The upper limit of arborescent vegetation is considered to run at 7000-7500 ft., of shrubs such as rhododendrons at 850o ft., and of pasture-lands up to 9000 ft.

Ferns of the genera referred to Marattiaceae are common, but arborescent stems of the Psaronius type are still comparatively rare.

In Malaya and eastward the forests are rich in arborescent figs, laurels, myrtles, nutmegs, oaks and bamboos.

One of the chief troubles met with was the formation of arborescent growths around the edges of the cathode, due to the greater current-density in this region; this, however, was also obviated by the use of screens.

A small group of Australian genera closely approach the order Juncaceae in having small crowded flowers with a scarious or membranous perianth; they include Xanthorrhoea (grass-tree or blackboy) and Kingia, arborescent plants with an erect woody stem crowned with a tuft of long stiff narrow leaves, from the centre of which rises a tall dense flower spike or a number of stalked flower-heads; this group has been included in Juncaceae, from which it is doubtfully distinguished only by the absence of the long twisted stigmas which characterize the true rushes.
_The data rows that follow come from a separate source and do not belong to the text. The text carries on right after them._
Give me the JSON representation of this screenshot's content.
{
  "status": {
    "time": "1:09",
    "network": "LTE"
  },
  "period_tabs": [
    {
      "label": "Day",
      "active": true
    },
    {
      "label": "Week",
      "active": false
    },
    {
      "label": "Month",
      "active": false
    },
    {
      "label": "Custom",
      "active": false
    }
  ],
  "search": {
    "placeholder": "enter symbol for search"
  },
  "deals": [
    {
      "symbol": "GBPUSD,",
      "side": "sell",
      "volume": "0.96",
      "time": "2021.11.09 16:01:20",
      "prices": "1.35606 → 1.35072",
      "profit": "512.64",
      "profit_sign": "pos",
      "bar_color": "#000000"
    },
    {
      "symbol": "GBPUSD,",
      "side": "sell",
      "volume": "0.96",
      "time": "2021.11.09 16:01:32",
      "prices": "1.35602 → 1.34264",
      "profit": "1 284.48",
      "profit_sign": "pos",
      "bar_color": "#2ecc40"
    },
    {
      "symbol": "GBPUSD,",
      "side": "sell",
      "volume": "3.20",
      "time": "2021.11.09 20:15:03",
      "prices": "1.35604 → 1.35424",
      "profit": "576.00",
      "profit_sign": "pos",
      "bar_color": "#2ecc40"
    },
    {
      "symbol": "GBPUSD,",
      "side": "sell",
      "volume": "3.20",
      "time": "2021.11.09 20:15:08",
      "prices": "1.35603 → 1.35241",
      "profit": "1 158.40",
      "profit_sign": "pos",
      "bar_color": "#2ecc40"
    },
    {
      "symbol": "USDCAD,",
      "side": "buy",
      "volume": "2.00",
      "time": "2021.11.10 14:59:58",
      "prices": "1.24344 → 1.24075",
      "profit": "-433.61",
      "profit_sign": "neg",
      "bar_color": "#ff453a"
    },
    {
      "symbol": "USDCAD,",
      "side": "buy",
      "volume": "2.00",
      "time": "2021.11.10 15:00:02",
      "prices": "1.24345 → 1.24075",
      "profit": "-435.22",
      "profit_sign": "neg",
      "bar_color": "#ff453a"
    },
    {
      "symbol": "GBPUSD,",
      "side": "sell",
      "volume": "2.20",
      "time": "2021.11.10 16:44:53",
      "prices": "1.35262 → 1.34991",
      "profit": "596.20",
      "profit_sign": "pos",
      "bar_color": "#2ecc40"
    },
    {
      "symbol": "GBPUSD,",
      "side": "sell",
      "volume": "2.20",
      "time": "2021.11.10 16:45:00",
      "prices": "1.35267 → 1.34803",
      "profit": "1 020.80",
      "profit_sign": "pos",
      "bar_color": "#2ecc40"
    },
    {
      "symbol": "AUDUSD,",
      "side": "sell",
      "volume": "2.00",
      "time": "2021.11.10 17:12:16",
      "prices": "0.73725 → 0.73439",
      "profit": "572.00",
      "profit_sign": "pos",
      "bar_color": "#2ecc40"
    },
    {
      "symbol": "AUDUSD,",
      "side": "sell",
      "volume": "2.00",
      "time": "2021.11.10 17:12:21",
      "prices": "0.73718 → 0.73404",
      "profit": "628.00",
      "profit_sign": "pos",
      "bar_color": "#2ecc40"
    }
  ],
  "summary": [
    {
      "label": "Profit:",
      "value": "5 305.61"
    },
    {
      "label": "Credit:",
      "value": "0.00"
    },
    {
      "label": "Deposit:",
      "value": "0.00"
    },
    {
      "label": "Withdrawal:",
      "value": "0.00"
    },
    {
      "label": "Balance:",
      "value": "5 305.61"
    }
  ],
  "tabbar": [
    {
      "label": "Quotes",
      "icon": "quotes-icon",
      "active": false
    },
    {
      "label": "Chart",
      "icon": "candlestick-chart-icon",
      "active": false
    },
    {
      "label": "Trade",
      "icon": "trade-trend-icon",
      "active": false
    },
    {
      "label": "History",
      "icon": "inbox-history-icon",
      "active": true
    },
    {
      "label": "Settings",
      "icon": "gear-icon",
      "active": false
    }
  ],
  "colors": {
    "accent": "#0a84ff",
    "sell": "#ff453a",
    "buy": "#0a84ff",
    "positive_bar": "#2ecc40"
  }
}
It was characterized by arborescent vascular Cryptogams and Gymnosperms of a type (Cordaiteae) which have left no descendants beyond it.